:: Task inputs ::
§

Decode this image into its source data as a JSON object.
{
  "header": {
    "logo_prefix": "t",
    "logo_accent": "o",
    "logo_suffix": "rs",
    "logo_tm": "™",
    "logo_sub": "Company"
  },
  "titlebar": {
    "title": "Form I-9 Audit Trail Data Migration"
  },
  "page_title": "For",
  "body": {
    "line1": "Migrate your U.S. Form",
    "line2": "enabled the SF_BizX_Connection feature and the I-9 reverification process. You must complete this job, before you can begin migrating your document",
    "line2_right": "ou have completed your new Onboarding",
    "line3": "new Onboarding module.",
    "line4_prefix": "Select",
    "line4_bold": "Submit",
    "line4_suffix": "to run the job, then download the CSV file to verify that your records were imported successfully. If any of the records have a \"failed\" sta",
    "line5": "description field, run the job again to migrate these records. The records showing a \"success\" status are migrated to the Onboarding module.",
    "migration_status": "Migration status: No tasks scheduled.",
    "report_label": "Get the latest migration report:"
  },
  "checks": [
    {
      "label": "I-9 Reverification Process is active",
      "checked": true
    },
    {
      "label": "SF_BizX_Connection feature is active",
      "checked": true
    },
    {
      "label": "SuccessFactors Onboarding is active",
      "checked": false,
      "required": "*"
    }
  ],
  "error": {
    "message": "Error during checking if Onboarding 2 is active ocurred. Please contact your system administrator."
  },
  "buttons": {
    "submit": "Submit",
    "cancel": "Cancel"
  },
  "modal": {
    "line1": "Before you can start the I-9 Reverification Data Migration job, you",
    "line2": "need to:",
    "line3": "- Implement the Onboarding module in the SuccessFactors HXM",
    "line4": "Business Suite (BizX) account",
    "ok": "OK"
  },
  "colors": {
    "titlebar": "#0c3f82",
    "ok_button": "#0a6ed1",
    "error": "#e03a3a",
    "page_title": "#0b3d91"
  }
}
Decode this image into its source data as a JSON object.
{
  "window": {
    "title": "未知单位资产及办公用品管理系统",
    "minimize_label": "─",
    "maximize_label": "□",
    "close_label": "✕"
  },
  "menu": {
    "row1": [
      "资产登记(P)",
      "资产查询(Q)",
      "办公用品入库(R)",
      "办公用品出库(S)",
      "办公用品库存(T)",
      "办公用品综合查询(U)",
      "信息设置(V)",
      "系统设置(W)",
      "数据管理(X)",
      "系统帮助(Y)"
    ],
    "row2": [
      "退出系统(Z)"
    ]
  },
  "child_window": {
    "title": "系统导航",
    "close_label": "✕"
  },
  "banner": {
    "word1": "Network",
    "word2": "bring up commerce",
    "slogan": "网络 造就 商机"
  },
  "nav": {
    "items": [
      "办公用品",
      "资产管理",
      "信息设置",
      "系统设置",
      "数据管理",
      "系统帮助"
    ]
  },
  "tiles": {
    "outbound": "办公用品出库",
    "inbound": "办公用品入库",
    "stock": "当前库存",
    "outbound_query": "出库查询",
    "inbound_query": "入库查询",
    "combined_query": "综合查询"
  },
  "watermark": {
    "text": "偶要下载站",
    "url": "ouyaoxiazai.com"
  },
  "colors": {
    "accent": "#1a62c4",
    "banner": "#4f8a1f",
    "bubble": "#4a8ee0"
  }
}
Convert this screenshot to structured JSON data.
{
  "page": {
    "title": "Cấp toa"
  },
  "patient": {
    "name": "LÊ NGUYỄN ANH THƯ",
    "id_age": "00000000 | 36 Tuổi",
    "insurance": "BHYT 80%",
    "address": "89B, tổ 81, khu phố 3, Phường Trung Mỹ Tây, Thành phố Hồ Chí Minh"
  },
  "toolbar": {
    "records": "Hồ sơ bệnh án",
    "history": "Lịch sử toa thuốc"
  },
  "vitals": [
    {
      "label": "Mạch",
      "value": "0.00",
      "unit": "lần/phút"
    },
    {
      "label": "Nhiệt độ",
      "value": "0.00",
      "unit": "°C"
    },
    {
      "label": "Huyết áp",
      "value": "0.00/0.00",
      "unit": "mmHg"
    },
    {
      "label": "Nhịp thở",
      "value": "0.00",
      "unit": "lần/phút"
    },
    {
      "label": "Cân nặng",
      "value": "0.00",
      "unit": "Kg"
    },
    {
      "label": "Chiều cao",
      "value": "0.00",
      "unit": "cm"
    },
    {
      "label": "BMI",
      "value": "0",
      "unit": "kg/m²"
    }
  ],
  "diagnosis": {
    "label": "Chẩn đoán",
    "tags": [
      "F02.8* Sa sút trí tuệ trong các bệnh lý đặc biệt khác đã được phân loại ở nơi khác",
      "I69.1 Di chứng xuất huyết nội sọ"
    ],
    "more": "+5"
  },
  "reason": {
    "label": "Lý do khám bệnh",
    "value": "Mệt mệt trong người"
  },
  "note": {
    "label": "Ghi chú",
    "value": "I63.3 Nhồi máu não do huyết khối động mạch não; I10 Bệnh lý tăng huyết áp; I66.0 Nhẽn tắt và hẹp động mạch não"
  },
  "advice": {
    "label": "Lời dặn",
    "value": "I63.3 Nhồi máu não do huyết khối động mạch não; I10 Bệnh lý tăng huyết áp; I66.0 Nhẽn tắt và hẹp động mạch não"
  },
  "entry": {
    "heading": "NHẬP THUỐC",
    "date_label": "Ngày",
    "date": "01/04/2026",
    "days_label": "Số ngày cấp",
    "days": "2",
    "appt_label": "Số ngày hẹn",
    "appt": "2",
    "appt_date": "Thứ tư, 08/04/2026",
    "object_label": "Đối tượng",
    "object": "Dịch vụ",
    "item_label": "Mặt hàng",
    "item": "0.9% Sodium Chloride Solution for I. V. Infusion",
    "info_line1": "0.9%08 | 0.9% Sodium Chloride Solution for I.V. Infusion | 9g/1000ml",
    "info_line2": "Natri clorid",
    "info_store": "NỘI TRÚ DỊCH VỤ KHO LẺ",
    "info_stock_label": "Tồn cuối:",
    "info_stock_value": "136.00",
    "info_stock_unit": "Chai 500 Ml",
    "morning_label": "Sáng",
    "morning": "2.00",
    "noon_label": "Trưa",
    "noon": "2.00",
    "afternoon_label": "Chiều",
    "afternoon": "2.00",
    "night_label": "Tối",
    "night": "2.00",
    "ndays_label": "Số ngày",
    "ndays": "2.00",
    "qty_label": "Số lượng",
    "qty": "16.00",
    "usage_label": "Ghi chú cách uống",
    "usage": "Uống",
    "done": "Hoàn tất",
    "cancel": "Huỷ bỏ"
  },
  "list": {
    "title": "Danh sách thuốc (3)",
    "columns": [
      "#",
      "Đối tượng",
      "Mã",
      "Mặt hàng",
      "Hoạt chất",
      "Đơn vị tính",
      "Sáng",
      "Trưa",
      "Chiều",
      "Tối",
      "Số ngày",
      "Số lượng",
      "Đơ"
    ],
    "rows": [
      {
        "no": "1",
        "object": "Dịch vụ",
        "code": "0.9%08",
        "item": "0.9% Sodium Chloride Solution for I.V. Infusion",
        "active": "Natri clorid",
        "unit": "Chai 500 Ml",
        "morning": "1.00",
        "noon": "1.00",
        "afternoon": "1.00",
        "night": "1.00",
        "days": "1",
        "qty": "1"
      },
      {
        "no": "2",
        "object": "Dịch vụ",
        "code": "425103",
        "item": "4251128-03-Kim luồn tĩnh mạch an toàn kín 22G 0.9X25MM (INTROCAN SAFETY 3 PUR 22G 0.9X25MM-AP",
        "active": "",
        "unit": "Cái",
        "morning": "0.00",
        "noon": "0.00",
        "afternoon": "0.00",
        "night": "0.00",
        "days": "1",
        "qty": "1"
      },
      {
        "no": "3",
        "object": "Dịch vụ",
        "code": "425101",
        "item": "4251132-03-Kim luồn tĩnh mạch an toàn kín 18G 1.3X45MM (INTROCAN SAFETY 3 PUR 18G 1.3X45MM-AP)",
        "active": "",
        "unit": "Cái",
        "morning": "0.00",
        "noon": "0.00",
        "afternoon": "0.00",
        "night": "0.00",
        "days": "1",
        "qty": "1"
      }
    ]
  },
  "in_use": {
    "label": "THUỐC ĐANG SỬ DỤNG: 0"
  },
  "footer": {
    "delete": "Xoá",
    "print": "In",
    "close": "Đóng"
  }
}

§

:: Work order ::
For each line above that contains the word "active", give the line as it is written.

:: Result for this task ::
      "label": "I-9 Reverification Process is active",
      "label": "SF_BizX_Connection feature is active",
      "label": "SuccessFactors Onboarding is active",
    "message": "Error during checking if Onboarding 2 is active ocurred. Please contact your system administrator."
        "active": "Natri clorid",
        "active": "",
        "active": "",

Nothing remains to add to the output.